Could you please reproduce all the records below exactly, leaving out the images?

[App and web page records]
# # #

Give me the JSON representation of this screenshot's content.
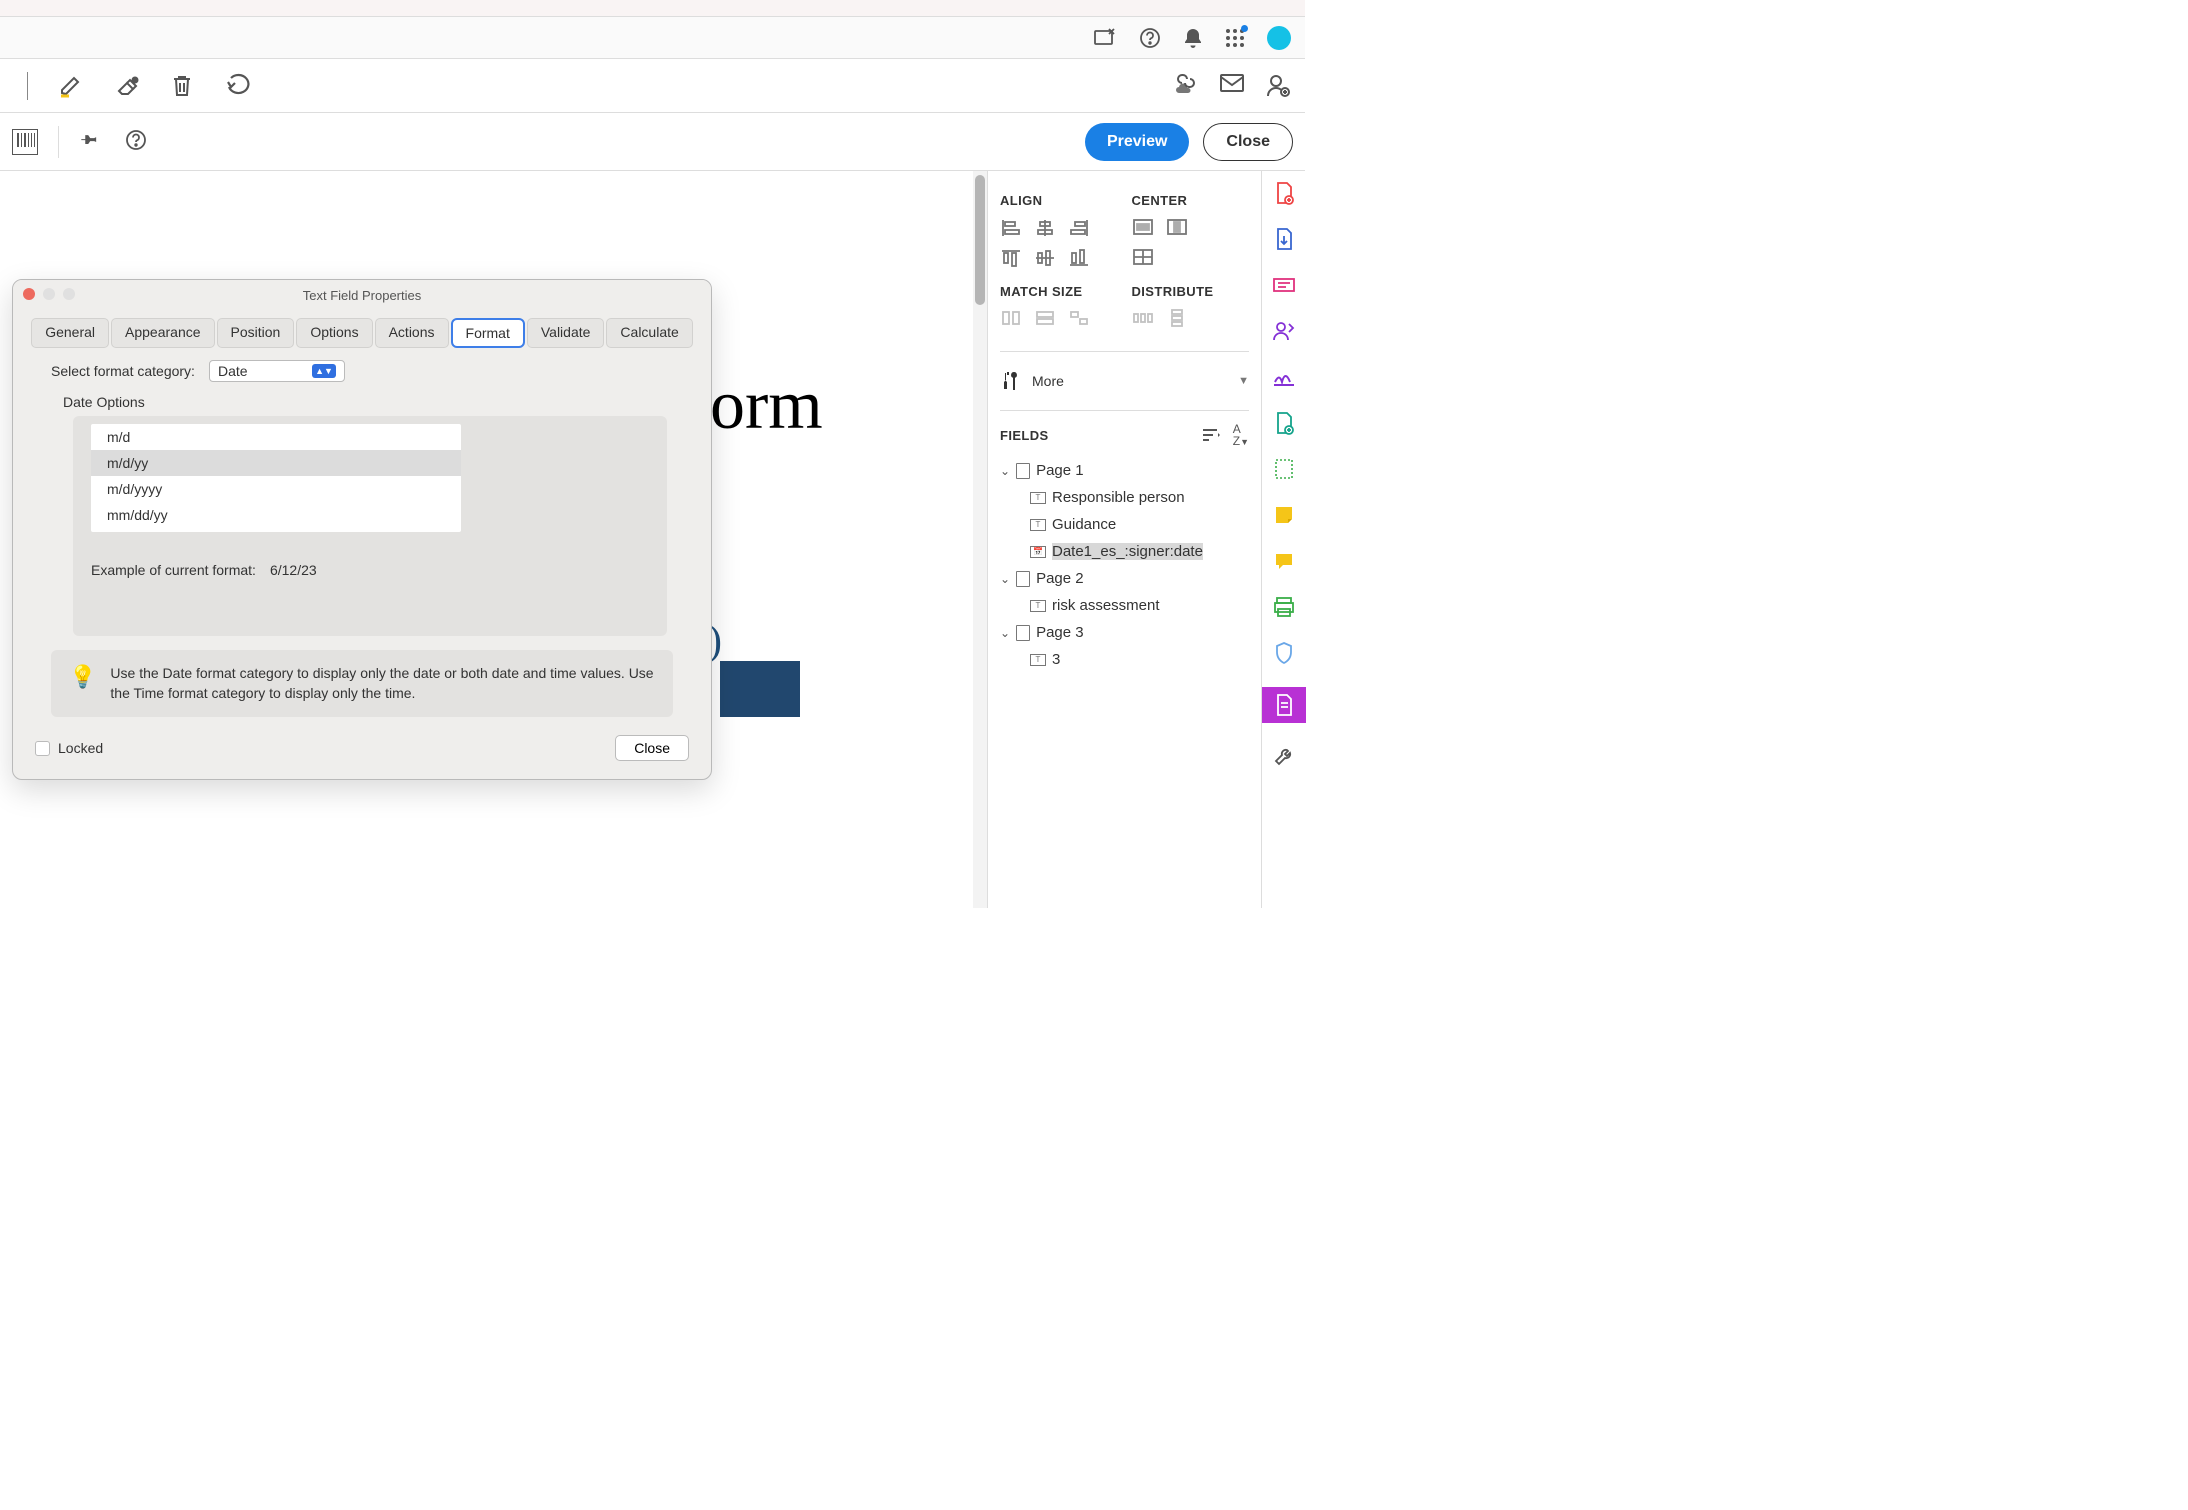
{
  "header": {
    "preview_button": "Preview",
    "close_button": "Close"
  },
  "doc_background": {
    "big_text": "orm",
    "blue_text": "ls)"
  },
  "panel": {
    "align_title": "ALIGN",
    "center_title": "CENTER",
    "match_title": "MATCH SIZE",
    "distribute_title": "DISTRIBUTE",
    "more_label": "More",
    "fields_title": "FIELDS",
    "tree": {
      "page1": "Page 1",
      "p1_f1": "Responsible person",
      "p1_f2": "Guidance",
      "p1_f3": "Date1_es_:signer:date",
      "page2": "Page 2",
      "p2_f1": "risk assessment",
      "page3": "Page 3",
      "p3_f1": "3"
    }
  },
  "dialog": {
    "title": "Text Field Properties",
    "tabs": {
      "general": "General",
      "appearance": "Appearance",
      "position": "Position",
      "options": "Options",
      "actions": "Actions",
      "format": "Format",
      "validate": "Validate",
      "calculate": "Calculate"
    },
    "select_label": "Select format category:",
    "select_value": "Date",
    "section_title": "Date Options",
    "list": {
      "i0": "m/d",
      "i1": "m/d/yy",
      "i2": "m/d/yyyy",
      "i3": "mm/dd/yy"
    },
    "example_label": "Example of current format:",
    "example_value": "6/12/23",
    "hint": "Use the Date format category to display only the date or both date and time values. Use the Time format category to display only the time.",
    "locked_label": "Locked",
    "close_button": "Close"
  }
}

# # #

> **SOLUTION**
Give me the JSON representation of this screenshot's content.
{
  "header": {
    "preview_button": "Preview",
    "close_button": "Close"
  },
  "doc_background": {
    "big_text": "orm",
    "blue_text": "ls)"
  },
  "panel": {
    "align_title": "ALIGN",
    "center_title": "CENTER",
    "match_title": "MATCH SIZE",
    "distribute_title": "DISTRIBUTE",
    "more_label": "More",
    "fields_title": "FIELDS",
    "tree": {
      "page1": "Page 1",
      "p1_f1": "Responsible person",
      "p1_f2": "Guidance",
      "p1_f3": "Date1_es_:signer:date",
      "page2": "Page 2",
      "p2_f1": "risk assessment",
      "page3": "Page 3",
      "p3_f1": "3"
    }
  },
  "dialog": {
    "title": "Text Field Properties",
    "tabs": {
      "general": "General",
      "appearance": "Appearance",
      "position": "Position",
      "options": "Options",
      "actions": "Actions",
      "format": "Format",
      "validate": "Validate",
      "calculate": "Calculate"
    },
    "select_label": "Select format category:",
    "select_value": "Date",
    "section_title": "Date Options",
    "list": {
      "i0": "m/d",
      "i1": "m/d/yy",
      "i2": "m/d/yyyy",
      "i3": "mm/dd/yy"
    },
    "example_label": "Example of current format:",
    "example_value": "6/12/23",
    "hint": "Use the Date format category to display only the date or both date and time values. Use the Time format category to display only the time.",
    "locked_label": "Locked",
    "close_button": "Close"
  }
}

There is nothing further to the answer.